One widget that caught my attention was the Paste applet - this simple applet seemed mostly useless to me, except for the "Random Password" thing it had. By this time I'd already picked apart countless random password generators and really couldn't start using another one without checking the code.
Here's what I found:
So the first thing you won't notice is that the number 0 appears twice in the list of numbers. That's a minor source of bias, but it's easily fixed and probably not going to give too much advantage to an attacker.
Another trivial source of bias is the modulo operator - if the remainder of the maximum value of qrand() isn't a multiple of chars.count(), there'll be a really tiny bias towards the first characters in the set.
Finally we get to the exploitable vulnerability - qrand() is just a wrapper around rand_r(), which has only 32-bits of state. That means that if you call qrand() multiple times like here, it still has at-most 232 possible strings it could generate.
But we can do better than 232 here - look at how it's seeding qsrand(). It's using a timestamp with milliseconds. The seconds is easy - there's only 31536000 seconds in a year, and if we found something like a password expiry we could narrow it down to quite a small period of time.
The choice of division by the milliseconds value is an interesting one - there are only 999 possible values of the milliseconds, because whenever 0 was returned the program would crash - surely a Dr Konqui report must've come in for that!
While we do have to try all possible millisecond values, the division has discarded some entropy from the timestamp. So what we can do is generate an extra 1000 seconds worth of timestamps, but now only generate seeds for when seconds mod milliseconds is 0. This effectively cuts the milliseconds out of the complexity - we're back to just caring about the number of seconds.
You can find the JtR External Mode to exploit this here.

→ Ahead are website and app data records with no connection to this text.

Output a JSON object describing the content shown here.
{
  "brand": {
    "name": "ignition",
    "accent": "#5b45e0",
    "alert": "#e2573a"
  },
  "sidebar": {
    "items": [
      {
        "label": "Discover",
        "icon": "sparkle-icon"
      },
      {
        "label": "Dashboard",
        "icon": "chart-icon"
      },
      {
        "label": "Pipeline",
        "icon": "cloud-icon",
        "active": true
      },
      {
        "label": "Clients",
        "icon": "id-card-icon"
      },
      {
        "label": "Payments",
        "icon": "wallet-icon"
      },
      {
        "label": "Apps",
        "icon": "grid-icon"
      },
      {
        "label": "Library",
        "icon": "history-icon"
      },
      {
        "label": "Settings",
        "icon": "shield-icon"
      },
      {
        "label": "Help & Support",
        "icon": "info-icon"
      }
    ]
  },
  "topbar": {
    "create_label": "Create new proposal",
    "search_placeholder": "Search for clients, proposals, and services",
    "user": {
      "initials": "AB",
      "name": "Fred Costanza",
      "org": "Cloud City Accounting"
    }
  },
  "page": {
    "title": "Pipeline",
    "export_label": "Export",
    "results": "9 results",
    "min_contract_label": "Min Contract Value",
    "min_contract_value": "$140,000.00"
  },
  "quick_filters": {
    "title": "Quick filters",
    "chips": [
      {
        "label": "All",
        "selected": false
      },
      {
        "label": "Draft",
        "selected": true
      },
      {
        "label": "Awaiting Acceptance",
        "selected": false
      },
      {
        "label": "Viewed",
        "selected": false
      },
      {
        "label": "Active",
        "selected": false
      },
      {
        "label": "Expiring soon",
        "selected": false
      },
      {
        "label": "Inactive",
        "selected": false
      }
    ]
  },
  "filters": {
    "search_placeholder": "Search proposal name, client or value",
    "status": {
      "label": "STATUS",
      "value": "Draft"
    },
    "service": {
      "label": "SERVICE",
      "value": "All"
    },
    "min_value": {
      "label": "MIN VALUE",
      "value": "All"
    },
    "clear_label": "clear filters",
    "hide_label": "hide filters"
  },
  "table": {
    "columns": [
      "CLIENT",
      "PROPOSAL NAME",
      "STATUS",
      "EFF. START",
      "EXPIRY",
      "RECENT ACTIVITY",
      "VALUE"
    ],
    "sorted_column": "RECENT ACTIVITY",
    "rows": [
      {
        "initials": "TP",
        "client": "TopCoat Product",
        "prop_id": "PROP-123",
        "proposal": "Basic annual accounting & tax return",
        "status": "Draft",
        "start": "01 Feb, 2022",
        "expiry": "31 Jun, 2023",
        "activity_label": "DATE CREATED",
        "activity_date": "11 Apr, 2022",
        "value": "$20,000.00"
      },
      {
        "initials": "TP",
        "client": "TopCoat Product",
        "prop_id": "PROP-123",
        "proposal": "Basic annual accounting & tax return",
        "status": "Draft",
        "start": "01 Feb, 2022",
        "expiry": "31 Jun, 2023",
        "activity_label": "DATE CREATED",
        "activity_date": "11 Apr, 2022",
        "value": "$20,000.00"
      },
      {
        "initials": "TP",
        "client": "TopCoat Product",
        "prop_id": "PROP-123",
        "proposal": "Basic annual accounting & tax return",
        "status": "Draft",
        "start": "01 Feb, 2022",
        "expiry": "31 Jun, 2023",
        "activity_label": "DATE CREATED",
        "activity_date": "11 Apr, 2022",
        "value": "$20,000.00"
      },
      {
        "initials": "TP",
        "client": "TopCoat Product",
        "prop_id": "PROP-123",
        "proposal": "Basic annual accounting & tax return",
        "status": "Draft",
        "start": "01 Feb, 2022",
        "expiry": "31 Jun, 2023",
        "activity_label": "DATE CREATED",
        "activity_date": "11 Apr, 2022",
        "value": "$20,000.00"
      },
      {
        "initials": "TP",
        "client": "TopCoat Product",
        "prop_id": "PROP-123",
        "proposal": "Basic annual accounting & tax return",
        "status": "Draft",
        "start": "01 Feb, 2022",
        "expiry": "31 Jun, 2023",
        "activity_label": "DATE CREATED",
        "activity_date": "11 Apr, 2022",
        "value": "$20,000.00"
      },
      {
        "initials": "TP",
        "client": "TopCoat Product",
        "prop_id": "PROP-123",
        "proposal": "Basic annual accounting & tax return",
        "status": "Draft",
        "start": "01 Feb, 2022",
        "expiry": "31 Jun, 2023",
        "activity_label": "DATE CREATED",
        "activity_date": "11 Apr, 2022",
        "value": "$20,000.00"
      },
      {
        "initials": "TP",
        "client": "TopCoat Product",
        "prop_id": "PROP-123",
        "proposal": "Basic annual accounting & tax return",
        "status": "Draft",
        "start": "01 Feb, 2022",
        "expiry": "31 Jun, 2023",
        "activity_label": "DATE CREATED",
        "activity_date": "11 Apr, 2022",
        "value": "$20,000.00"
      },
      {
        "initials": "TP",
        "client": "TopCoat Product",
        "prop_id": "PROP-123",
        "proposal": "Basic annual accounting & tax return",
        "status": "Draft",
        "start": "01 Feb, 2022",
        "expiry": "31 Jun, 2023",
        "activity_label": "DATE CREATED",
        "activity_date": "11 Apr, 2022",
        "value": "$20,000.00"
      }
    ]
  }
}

So I guess this story should end with the KDE folks fixing this and it being upstreamed into all of the Linux distributions. Well they did change the code, and it did get upstreamed into Fedora and Ubuntu - but the fix was to use KRandom::random().
Here's the code for that function: